[[ Data to examine, beginning ]]

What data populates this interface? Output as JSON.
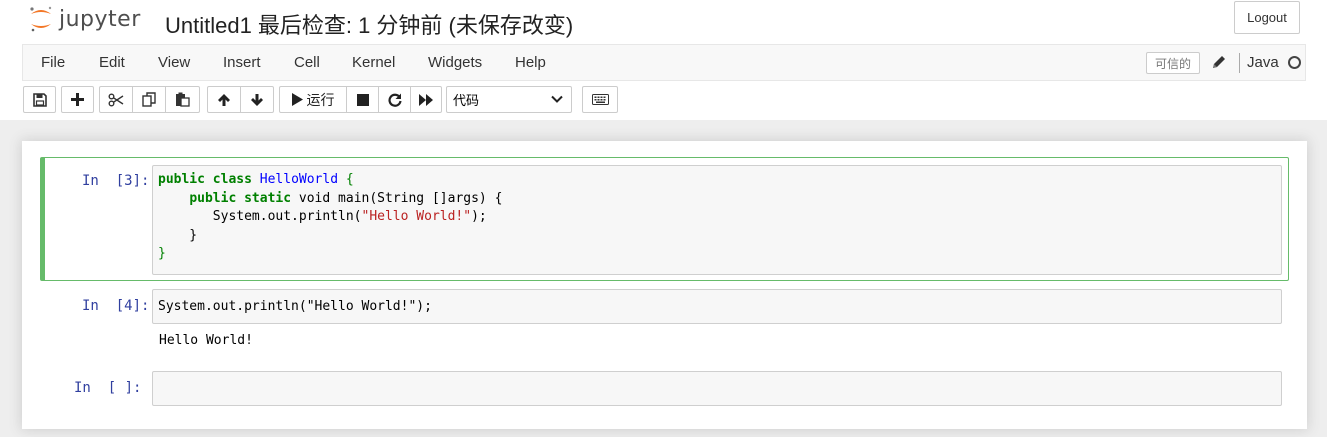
{
  "header": {
    "logo_text": "jupyter",
    "notebook_name": "Untitled1",
    "save_status": "最后检查: 1 分钟前  (未保存改变)",
    "logout_label": "Logout"
  },
  "menubar": {
    "items": [
      "File",
      "Edit",
      "View",
      "Insert",
      "Cell",
      "Kernel",
      "Widgets",
      "Help"
    ],
    "trusted_label": "可信的",
    "kernel_name": "Java"
  },
  "toolbar": {
    "run_label": "运行",
    "cell_type": "代码",
    "buttons": [
      "save-icon",
      "plus-icon",
      "cut-icon",
      "copy-icon",
      "paste-icon",
      "arrow-up-icon",
      "arrow-down-icon",
      "play-icon",
      "stop-icon",
      "restart-icon",
      "fast-forward-icon",
      "keyboard-icon"
    ]
  },
  "cells": [
    {
      "prompt": "In  [3]:",
      "code_lines": [
        "public class HelloWorld {",
        "    public static void main(String []args) {",
        "       System.out.println(\"Hello World!\");",
        "    }",
        "}"
      ],
      "output": ""
    },
    {
      "prompt": "In  [4]:",
      "code_lines": [
        "System.out.println(\"Hello World!\");"
      ],
      "output": "Hello World!"
    },
    {
      "prompt": "In  [ ]:",
      "code_lines": [
        ""
      ],
      "output": ""
    }
  ],
  "colors": {
    "prompt_in": "#303f9f",
    "selected_cell_border": "#66bb6a",
    "keyword": "#008000",
    "class_name": "#0000ff",
    "string": "#ba2121",
    "logo_orange": "#f37726"
  }
}
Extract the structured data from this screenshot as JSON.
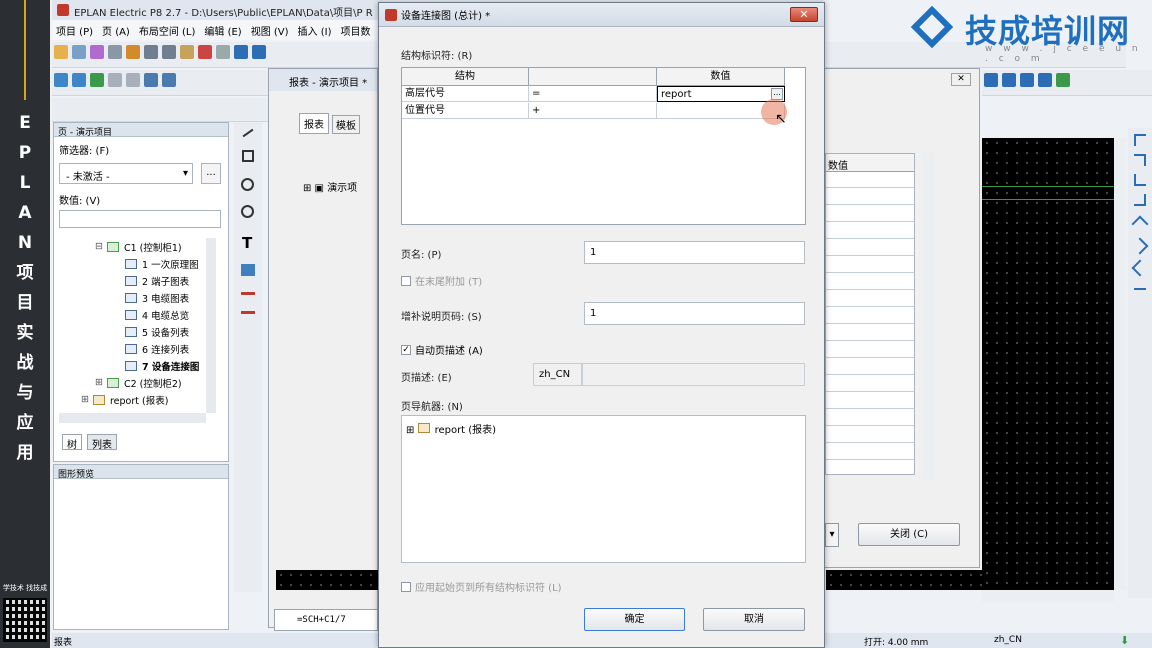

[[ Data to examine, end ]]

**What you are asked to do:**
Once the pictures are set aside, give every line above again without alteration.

**Answer box:**
What data populates this interface? Output as JSON.
{
  "header": {
    "logo_text": "jupyter",
    "notebook_name": "Untitled1",
    "save_status": "最后检查: 1 分钟前  (未保存改变)",
    "logout_label": "Logout"
  },
  "menubar": {
    "items": [
      "File",
      "Edit",
      "View",
      "Insert",
      "Cell",
      "Kernel",
      "Widgets",
      "Help"
    ],
    "trusted_label": "可信的",
    "kernel_name": "Java"
  },
  "toolbar": {
    "run_label": "运行",
    "cell_type": "代码",
    "buttons": [
      "save-icon",
      "plus-icon",
      "cut-icon",
      "copy-icon",
      "paste-icon",
      "arrow-up-icon",
      "arrow-down-icon",
      "play-icon",
      "stop-icon",
      "restart-icon",
      "fast-forward-icon",
      "keyboard-icon"
    ]
  },
  "cells": [
    {
      "prompt": "In  [3]:",
      "code_lines": [
        "public class HelloWorld {",
        "    public static void main(String []args) {",
        "       System.out.println(\"Hello World!\");",
        "    }",
        "}"
      ],
      "output": ""
    },
    {
      "prompt": "In  [4]:",
      "code_lines": [
        "System.out.println(\"Hello World!\");"
      ],
      "output": "Hello World!"
    },
    {
      "prompt": "In  [ ]:",
      "code_lines": [
        ""
      ],
      "output": ""
    }
  ],
  "colors": {
    "prompt_in": "#303f9f",
    "selected_cell_border": "#66bb6a",
    "keyword": "#008000",
    "class_name": "#0000ff",
    "string": "#ba2121",
    "logo_orange": "#f37726"
  }
}
Extract the structured data from this screenshot as JSON.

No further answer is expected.